DATASET RECORDS =
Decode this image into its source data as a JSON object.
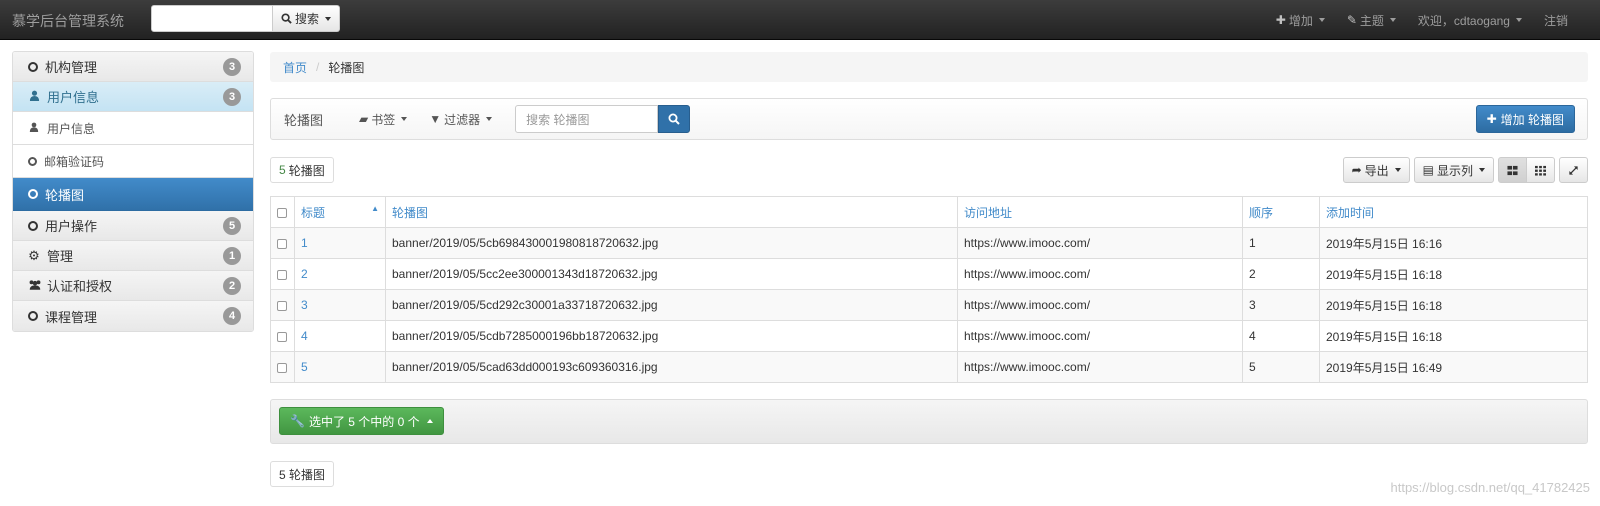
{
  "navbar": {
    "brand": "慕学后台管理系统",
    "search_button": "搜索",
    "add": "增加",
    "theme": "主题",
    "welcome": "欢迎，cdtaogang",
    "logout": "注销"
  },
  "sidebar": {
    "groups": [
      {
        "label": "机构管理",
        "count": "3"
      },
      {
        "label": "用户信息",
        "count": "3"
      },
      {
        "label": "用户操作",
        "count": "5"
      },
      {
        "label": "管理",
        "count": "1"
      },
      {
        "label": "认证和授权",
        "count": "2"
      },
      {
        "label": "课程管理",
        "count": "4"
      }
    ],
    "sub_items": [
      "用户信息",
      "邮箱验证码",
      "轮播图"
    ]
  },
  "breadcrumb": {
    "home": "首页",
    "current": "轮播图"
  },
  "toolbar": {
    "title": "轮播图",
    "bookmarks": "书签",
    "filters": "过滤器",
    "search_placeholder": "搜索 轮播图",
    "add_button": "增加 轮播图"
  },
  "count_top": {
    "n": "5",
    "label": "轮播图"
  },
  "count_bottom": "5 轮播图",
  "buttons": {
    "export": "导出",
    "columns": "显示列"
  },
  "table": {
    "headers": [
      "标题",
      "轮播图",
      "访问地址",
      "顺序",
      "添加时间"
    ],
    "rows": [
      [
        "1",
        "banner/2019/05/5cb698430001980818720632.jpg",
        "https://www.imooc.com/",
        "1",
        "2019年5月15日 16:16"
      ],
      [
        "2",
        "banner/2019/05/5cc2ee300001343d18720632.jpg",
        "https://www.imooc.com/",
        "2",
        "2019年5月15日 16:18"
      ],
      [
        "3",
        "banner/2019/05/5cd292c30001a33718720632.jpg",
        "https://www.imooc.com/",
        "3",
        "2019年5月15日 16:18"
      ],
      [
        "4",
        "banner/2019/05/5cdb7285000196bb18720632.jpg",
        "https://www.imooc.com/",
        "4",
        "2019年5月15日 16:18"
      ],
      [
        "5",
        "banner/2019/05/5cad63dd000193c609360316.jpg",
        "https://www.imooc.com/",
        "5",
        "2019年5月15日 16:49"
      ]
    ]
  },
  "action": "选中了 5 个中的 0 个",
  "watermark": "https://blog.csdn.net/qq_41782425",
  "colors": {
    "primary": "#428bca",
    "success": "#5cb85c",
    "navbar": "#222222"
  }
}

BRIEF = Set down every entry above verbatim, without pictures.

PROBLEM SOLUTION =
Decode this image into its source data as a JSON object.
{
  "navbar": {
    "brand": "慕学后台管理系统",
    "search_button": "搜索",
    "add": "增加",
    "theme": "主题",
    "welcome": "欢迎，cdtaogang",
    "logout": "注销"
  },
  "sidebar": {
    "groups": [
      {
        "label": "机构管理",
        "count": "3"
      },
      {
        "label": "用户信息",
        "count": "3"
      },
      {
        "label": "用户操作",
        "count": "5"
      },
      {
        "label": "管理",
        "count": "1"
      },
      {
        "label": "认证和授权",
        "count": "2"
      },
      {
        "label": "课程管理",
        "count": "4"
      }
    ],
    "sub_items": [
      "用户信息",
      "邮箱验证码",
      "轮播图"
    ]
  },
  "breadcrumb": {
    "home": "首页",
    "current": "轮播图"
  },
  "toolbar": {
    "title": "轮播图",
    "bookmarks": "书签",
    "filters": "过滤器",
    "search_placeholder": "搜索 轮播图",
    "add_button": "增加 轮播图"
  },
  "count_top": {
    "n": "5",
    "label": "轮播图"
  },
  "count_bottom": "5 轮播图",
  "buttons": {
    "export": "导出",
    "columns": "显示列"
  },
  "table": {
    "headers": [
      "标题",
      "轮播图",
      "访问地址",
      "顺序",
      "添加时间"
    ],
    "rows": [
      [
        "1",
        "banner/2019/05/5cb698430001980818720632.jpg",
        "https://www.imooc.com/",
        "1",
        "2019年5月15日 16:16"
      ],
      [
        "2",
        "banner/2019/05/5cc2ee300001343d18720632.jpg",
        "https://www.imooc.com/",
        "2",
        "2019年5月15日 16:18"
      ],
      [
        "3",
        "banner/2019/05/5cd292c30001a33718720632.jpg",
        "https://www.imooc.com/",
        "3",
        "2019年5月15日 16:18"
      ],
      [
        "4",
        "banner/2019/05/5cdb7285000196bb18720632.jpg",
        "https://www.imooc.com/",
        "4",
        "2019年5月15日 16:18"
      ],
      [
        "5",
        "banner/2019/05/5cad63dd000193c609360316.jpg",
        "https://www.imooc.com/",
        "5",
        "2019年5月15日 16:49"
      ]
    ]
  },
  "action": "选中了 5 个中的 0 个",
  "watermark": "https://blog.csdn.net/qq_41782425",
  "colors": {
    "primary": "#428bca",
    "success": "#5cb85c",
    "navbar": "#222222"
  }
}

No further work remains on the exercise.